Your task:
Copy nothing but the text: reproduce each line of the listing exactly and leave the pictures out.

Data in this exercise:
##########

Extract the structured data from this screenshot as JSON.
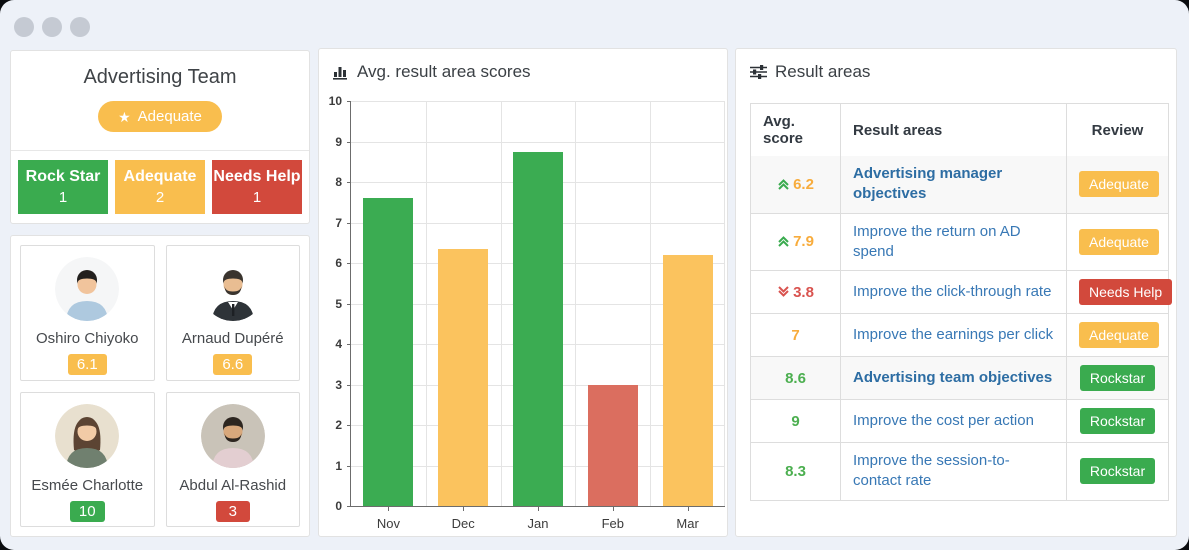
{
  "team_panel": {
    "title": "Advertising Team",
    "status_badge": {
      "label": "Adequate",
      "icon": "star",
      "color": "#f9be4e"
    },
    "stats": [
      {
        "label": "Rock Star",
        "count": "1",
        "color": "green"
      },
      {
        "label": "Adequate",
        "count": "2",
        "color": "orange"
      },
      {
        "label": "Needs Help",
        "count": "1",
        "color": "red"
      }
    ]
  },
  "members": [
    {
      "name": "Oshiro Chiyoko",
      "score": "6.1",
      "score_color": "orange",
      "avatar": {
        "bg": "#f5f6f7",
        "hair": "#23201e",
        "skin": "#f1c49c",
        "shirt": "#aec9df",
        "beard": false,
        "long_hair": false,
        "suit": false
      }
    },
    {
      "name": "Arnaud Dupéré",
      "score": "6.6",
      "score_color": "orange",
      "avatar": {
        "bg": "#ffffff",
        "hair": "#3a342e",
        "skin": "#e9bd92",
        "shirt": "#2e3338",
        "beard": true,
        "long_hair": false,
        "suit": true
      }
    },
    {
      "name": "Esmée Charlotte",
      "score": "10",
      "score_color": "green",
      "avatar": {
        "bg": "#e8e0cf",
        "hair": "#5c4433",
        "skin": "#f2cba6",
        "shirt": "#70806f",
        "beard": false,
        "long_hair": true,
        "suit": false
      }
    },
    {
      "name": "Abdul Al-Rashid",
      "score": "3",
      "score_color": "red",
      "avatar": {
        "bg": "#c9c3b8",
        "hair": "#2d2620",
        "skin": "#d8a87c",
        "shirt": "#e3ced1",
        "beard": true,
        "long_hair": false,
        "suit": false
      }
    }
  ],
  "chart_panel": {
    "title": "Avg. result area scores"
  },
  "chart_data": {
    "type": "bar",
    "title": "Avg. result area scores",
    "categories": [
      "Nov",
      "Dec",
      "Jan",
      "Feb",
      "Mar"
    ],
    "values": [
      7.6,
      6.35,
      8.75,
      3,
      6.2
    ],
    "bar_colors": [
      "#3bac52",
      "#fbc35e",
      "#3bac52",
      "#db6e5f",
      "#fbc35e"
    ],
    "xlabel": "",
    "ylabel": "",
    "ylim": [
      0,
      10
    ],
    "yticks": [
      0,
      1,
      2,
      3,
      4,
      5,
      6,
      7,
      8,
      9,
      10
    ],
    "grid": true,
    "legend": false
  },
  "result_areas_panel": {
    "title": "Result areas",
    "table": {
      "headers": [
        "Avg. score",
        "Result areas",
        "Review"
      ],
      "rows": [
        {
          "score": "6.2",
          "trend": "up",
          "score_color": "orange",
          "area": "Advertising manager objectives",
          "bold": true,
          "review": "Adequate",
          "review_color": "orange",
          "shaded": true
        },
        {
          "score": "7.9",
          "trend": "up",
          "score_color": "orange",
          "area": "Improve the return on AD spend",
          "bold": false,
          "review": "Adequate",
          "review_color": "orange",
          "shaded": false
        },
        {
          "score": "3.8",
          "trend": "down",
          "score_color": "red",
          "area": "Improve the click-through rate",
          "bold": false,
          "review": "Needs Help",
          "review_color": "red",
          "shaded": false
        },
        {
          "score": "7",
          "trend": "none",
          "score_color": "orange",
          "area": "Improve the earnings per click",
          "bold": false,
          "review": "Adequate",
          "review_color": "orange",
          "shaded": false
        },
        {
          "score": "8.6",
          "trend": "none",
          "score_color": "green",
          "area": "Advertising team objectives",
          "bold": true,
          "review": "Rockstar",
          "review_color": "green",
          "shaded": true
        },
        {
          "score": "9",
          "trend": "none",
          "score_color": "green",
          "area": "Improve the cost per action",
          "bold": false,
          "review": "Rockstar",
          "review_color": "green",
          "shaded": false
        },
        {
          "score": "8.3",
          "trend": "none",
          "score_color": "green",
          "area": "Improve the session-to-contact rate",
          "bold": false,
          "review": "Rockstar",
          "review_color": "green",
          "shaded": false
        }
      ]
    }
  },
  "colors": {
    "green": "#3aab4f",
    "orange": "#f9be4e",
    "red": "#d2493c",
    "bar_red": "#db6e5f",
    "link_blue": "#3878b5",
    "background": "#edf1f8"
  }
}
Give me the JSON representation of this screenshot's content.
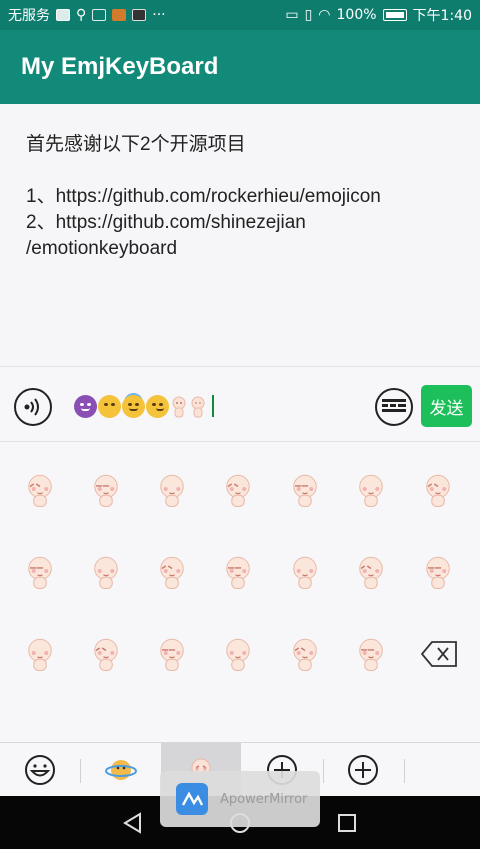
{
  "status_bar": {
    "carrier": "无服务",
    "more": "···",
    "battery_percent": "100%",
    "time": "下午1:40"
  },
  "app": {
    "title": "My EmjKeyBoard"
  },
  "content": {
    "line1": "首先感谢以下2个开源项目",
    "line2": "1、https://github.com/rockerhieu/emojicon",
    "line3": "2、https://github.com/shinezejian",
    "line4": "/emotionkeyboard"
  },
  "input": {
    "emoji_sequence": [
      "devil",
      "neutral-face",
      "angel",
      "smirk",
      "baby",
      "baby"
    ],
    "send_label": "发送"
  },
  "grid": {
    "rows": [
      [
        "baby-heart-eyes",
        "baby-squint",
        "baby-shocked",
        "baby-crying",
        "baby-blush",
        "baby-sleepy",
        "baby-glasses"
      ],
      [
        "baby-dizzy",
        "baby-happy",
        "baby-sad",
        "baby-angry",
        "baby-pout",
        "baby-annoyed",
        "baby-frown"
      ],
      [
        "baby-cute",
        "baby-wink",
        "baby-cry",
        "baby-smile",
        "baby-surprised",
        "baby-tired"
      ]
    ],
    "delete_icon": "backspace-icon"
  },
  "tabs": [
    {
      "icon": "smiley-icon",
      "active": false
    },
    {
      "icon": "planet-icon",
      "active": false
    },
    {
      "icon": "baby-icon",
      "active": true
    },
    {
      "icon": "add-icon",
      "active": false
    },
    {
      "icon": "add-icon",
      "active": false
    }
  ],
  "overlay": {
    "label": "ApowerMirror"
  },
  "colors": {
    "status_bar": "#0f7d6e",
    "app_bar": "#128a79",
    "send_button": "#1dbf5a",
    "cursor": "#0f8a3c"
  }
}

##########

Answer to the exercise:
Extract the structured data from this screenshot as JSON.
{
  "team_panel": {
    "title": "Advertising Team",
    "status_badge": {
      "label": "Adequate",
      "icon": "star",
      "color": "#f9be4e"
    },
    "stats": [
      {
        "label": "Rock Star",
        "count": "1",
        "color": "green"
      },
      {
        "label": "Adequate",
        "count": "2",
        "color": "orange"
      },
      {
        "label": "Needs Help",
        "count": "1",
        "color": "red"
      }
    ]
  },
  "members": [
    {
      "name": "Oshiro Chiyoko",
      "score": "6.1",
      "score_color": "orange",
      "avatar": {
        "bg": "#f5f6f7",
        "hair": "#23201e",
        "skin": "#f1c49c",
        "shirt": "#aec9df",
        "beard": false,
        "long_hair": false,
        "suit": false
      }
    },
    {
      "name": "Arnaud Dupéré",
      "score": "6.6",
      "score_color": "orange",
      "avatar": {
        "bg": "#ffffff",
        "hair": "#3a342e",
        "skin": "#e9bd92",
        "shirt": "#2e3338",
        "beard": true,
        "long_hair": false,
        "suit": true
      }
    },
    {
      "name": "Esmée Charlotte",
      "score": "10",
      "score_color": "green",
      "avatar": {
        "bg": "#e8e0cf",
        "hair": "#5c4433",
        "skin": "#f2cba6",
        "shirt": "#70806f",
        "beard": false,
        "long_hair": true,
        "suit": false
      }
    },
    {
      "name": "Abdul Al-Rashid",
      "score": "3",
      "score_color": "red",
      "avatar": {
        "bg": "#c9c3b8",
        "hair": "#2d2620",
        "skin": "#d8a87c",
        "shirt": "#e3ced1",
        "beard": true,
        "long_hair": false,
        "suit": false
      }
    }
  ],
  "chart_panel": {
    "title": "Avg. result area scores"
  },
  "chart_data": {
    "type": "bar",
    "title": "Avg. result area scores",
    "categories": [
      "Nov",
      "Dec",
      "Jan",
      "Feb",
      "Mar"
    ],
    "values": [
      7.6,
      6.35,
      8.75,
      3,
      6.2
    ],
    "bar_colors": [
      "#3bac52",
      "#fbc35e",
      "#3bac52",
      "#db6e5f",
      "#fbc35e"
    ],
    "xlabel": "",
    "ylabel": "",
    "ylim": [
      0,
      10
    ],
    "yticks": [
      0,
      1,
      2,
      3,
      4,
      5,
      6,
      7,
      8,
      9,
      10
    ],
    "grid": true,
    "legend": false
  },
  "result_areas_panel": {
    "title": "Result areas",
    "table": {
      "headers": [
        "Avg. score",
        "Result areas",
        "Review"
      ],
      "rows": [
        {
          "score": "6.2",
          "trend": "up",
          "score_color": "orange",
          "area": "Advertising manager objectives",
          "bold": true,
          "review": "Adequate",
          "review_color": "orange",
          "shaded": true
        },
        {
          "score": "7.9",
          "trend": "up",
          "score_color": "orange",
          "area": "Improve the return on AD spend",
          "bold": false,
          "review": "Adequate",
          "review_color": "orange",
          "shaded": false
        },
        {
          "score": "3.8",
          "trend": "down",
          "score_color": "red",
          "area": "Improve the click-through rate",
          "bold": false,
          "review": "Needs Help",
          "review_color": "red",
          "shaded": false
        },
        {
          "score": "7",
          "trend": "none",
          "score_color": "orange",
          "area": "Improve the earnings per click",
          "bold": false,
          "review": "Adequate",
          "review_color": "orange",
          "shaded": false
        },
        {
          "score": "8.6",
          "trend": "none",
          "score_color": "green",
          "area": "Advertising team objectives",
          "bold": true,
          "review": "Rockstar",
          "review_color": "green",
          "shaded": true
        },
        {
          "score": "9",
          "trend": "none",
          "score_color": "green",
          "area": "Improve the cost per action",
          "bold": false,
          "review": "Rockstar",
          "review_color": "green",
          "shaded": false
        },
        {
          "score": "8.3",
          "trend": "none",
          "score_color": "green",
          "area": "Improve the session-to-contact rate",
          "bold": false,
          "review": "Rockstar",
          "review_color": "green",
          "shaded": false
        }
      ]
    }
  },
  "colors": {
    "green": "#3aab4f",
    "orange": "#f9be4e",
    "red": "#d2493c",
    "bar_red": "#db6e5f",
    "link_blue": "#3878b5",
    "background": "#edf1f8"
  }
}
Give me the JSON representation of this screenshot's content.
{
  "status_bar": {
    "carrier": "无服务",
    "more": "···",
    "battery_percent": "100%",
    "time": "下午1:40"
  },
  "app": {
    "title": "My EmjKeyBoard"
  },
  "content": {
    "line1": "首先感谢以下2个开源项目",
    "line2": "1、https://github.com/rockerhieu/emojicon",
    "line3": "2、https://github.com/shinezejian",
    "line4": "/emotionkeyboard"
  },
  "input": {
    "emoji_sequence": [
      "devil",
      "neutral-face",
      "angel",
      "smirk",
      "baby",
      "baby"
    ],
    "send_label": "发送"
  },
  "grid": {
    "rows": [
      [
        "baby-heart-eyes",
        "baby-squint",
        "baby-shocked",
        "baby-crying",
        "baby-blush",
        "baby-sleepy",
        "baby-glasses"
      ],
      [
        "baby-dizzy",
        "baby-happy",
        "baby-sad",
        "baby-angry",
        "baby-pout",
        "baby-annoyed",
        "baby-frown"
      ],
      [
        "baby-cute",
        "baby-wink",
        "baby-cry",
        "baby-smile",
        "baby-surprised",
        "baby-tired"
      ]
    ],
    "delete_icon": "backspace-icon"
  },
  "tabs": [
    {
      "icon": "smiley-icon",
      "active": false
    },
    {
      "icon": "planet-icon",
      "active": false
    },
    {
      "icon": "baby-icon",
      "active": true
    },
    {
      "icon": "add-icon",
      "active": false
    },
    {
      "icon": "add-icon",
      "active": false
    }
  ],
  "overlay": {
    "label": "ApowerMirror"
  },
  "colors": {
    "status_bar": "#0f7d6e",
    "app_bar": "#128a79",
    "send_button": "#1dbf5a",
    "cursor": "#0f8a3c"
  }
}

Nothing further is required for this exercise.